Food nourishes us. But it also satisfies us, soothes us and helps us celebrate. Put that together with the fact that food is just about everywhere, and often in lavish amounts, and you have a perfect recipe for overeating. But just as we are hard-wired and conditioned to associate food with comfort and relief from anxiety, nervousness, depression, anger and loneliness, we can undo that conditioning — or at least eliminate the most destructive aspects of it. It’s not easy, but it’s also not nearly as hard as you might think. And, like most new habits, it generally takes no more than 21 days if practiced on a regular basis.
If you can think of overeating like a string of Christmas tree lights that twinkle in sequence, you can easily master the idea I’m about to present. Our overeating triggers are chains of events. It can start with a stressful argument with your boss or child, for example, which leads to feelings of helplessness or anger, which in turn results in a hunt for large amounts of something sweet (think ten packs of Ring Dings). This chain of events, however, usually happens unexpectedly and completely unconsciously; think of a smoker feeling stressed out and immediately reaching for a cigarette.
So here’s the trick: You need to short circuit the chain. I call this short-circuiting putting a “kink in the link.” Like the Christmas lights, one break in the circuit means that the remaining bulbs can’t fire up. Though it takes some doing, you too can curb the progression of your overeating triggers.
The first step requires a little reflection. Think back to your five most recent eating sprees. Was it last weekend when you ordered that tub of popcorn and large soft drink? Or when you gobbled up half the cookies you bought to pack in your children’s lunches. How about the night you spent with a pint of gelato after that quarrel with your husband?
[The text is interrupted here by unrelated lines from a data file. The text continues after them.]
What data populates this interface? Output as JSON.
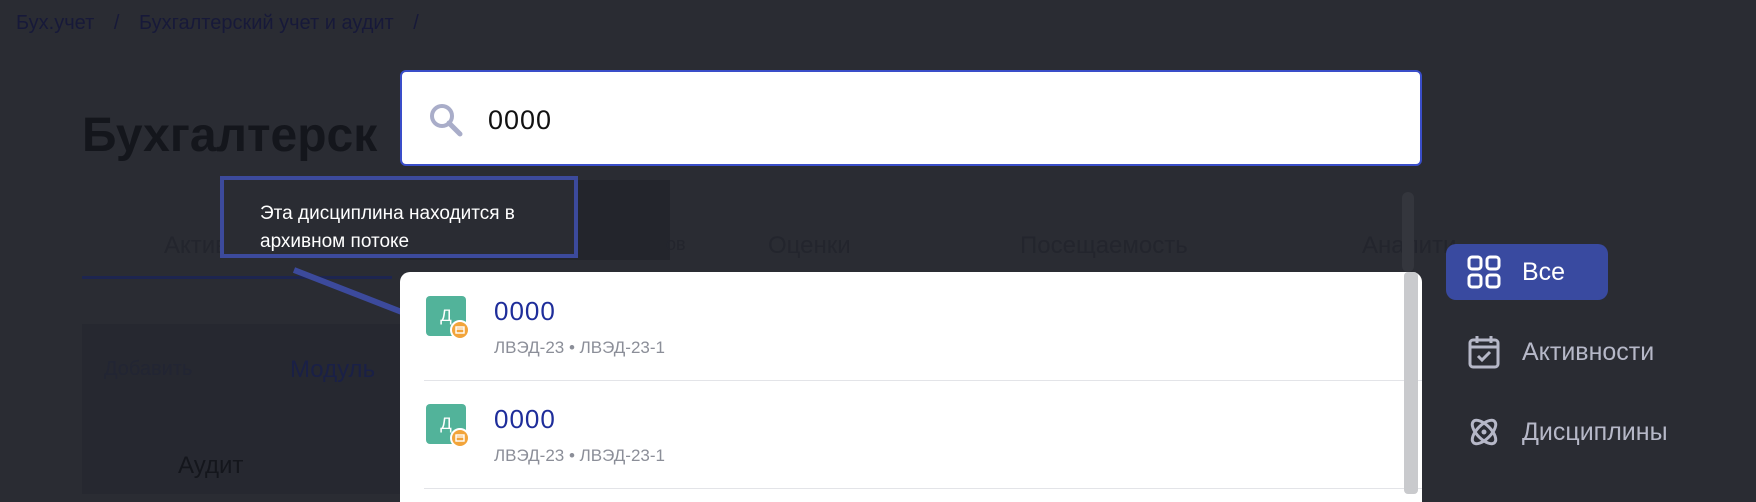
{
  "breadcrumb": {
    "items": [
      "Бух.учет",
      "Бухгалтерский учет и аудит"
    ],
    "separator": "/"
  },
  "page_title": "Бухгалтерск",
  "background_tabs": [
    "Активн",
    "ов",
    "Оценки",
    "Посещаемость",
    "Аналити"
  ],
  "background_panel": {
    "add_label": "Добавить",
    "module_label": "Модуль",
    "audit_label": "Аудит"
  },
  "search": {
    "value": "0000",
    "icon": "search-icon"
  },
  "tooltip": {
    "text": "Эта дисциплина находится в архивном потоке"
  },
  "results": [
    {
      "avatar": "Д",
      "title": "0000",
      "subtitle": "ЛВЭД-23 • ЛВЭД-23-1",
      "badge": "archive-icon"
    },
    {
      "avatar": "Д",
      "title": "0000",
      "subtitle": "ЛВЭД-23 • ЛВЭД-23-1",
      "badge": "archive-icon"
    }
  ],
  "filters": [
    {
      "label": "Все",
      "icon": "grid-icon",
      "active": true
    },
    {
      "label": "Активности",
      "icon": "calendar-check-icon",
      "active": false
    },
    {
      "label": "Дисциплины",
      "icon": "atom-icon",
      "active": false
    }
  ],
  "colors": {
    "accent": "#394aa0",
    "avatar": "#52b39a",
    "badge": "#f2a43a",
    "link": "#1e2d9a"
  }
}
Now, think about what triggered the binge. It might be as simple as “movies equals popcorn” or as emotionally charged as “arguments equal ice cream.”
Or it might be the mere physical presence of certain trigger foods like cookies or nuts (the “Becha can’t eat just one” syndrome). Write it all down. This way, you’ll be aware of your triggers before you reach for that pint of ice cream.
Now comes the action step, where you put a “kink in the link.” What you’re trying to do here is substitute a new, positive activity for the old, destructive activity. Try any one of these simple activities next time you hit one of your triggers:
1. Change your surroundings.
A shift in setting has the power to change your mood-and keeps you away from the refrigerator.
2. Take five.
A five-minute break, whether it’s a walk around the block, a sprint up-and-down the stair or a deep-breathing pause, has a similar effect.
3. Fake out your mouth.
If you’re craving something sweet, try a pickle, hot pepper or any other completely different taste sensation. And if salty snacks are your weakness, go for something spicy.
4. Reward yourself.
Treat yourself to a relaxing activity you normally wouldn’t do: a warm bath, a surprise call to your college roommate in London or uninterrupted reading of gossip magazines!
5. Get physical.
Go for a stroll, run or do any physical activity at all.The endorphins released will often balance the chemistry of a “craving brain”).
6. Sit with your feelings.
Rather than stuffing negative or uncomfortable emotions like fear and anger by stuffing your mouth, try “being” with those feelings for five to ten minutes. Can you locate it (in your stomach, your chest) and describe it (a hot pellet, ball of ice)? Write it down. You’ll discover it’s less frightening than you think.
The interesting part of the whole exercise is that most overeating triggers only last 15 minutes. If you can outwait them — or outwit them — you can beat them. You’ll be amazed (and happily surprised) at how differently you’ll feel a quarter hour later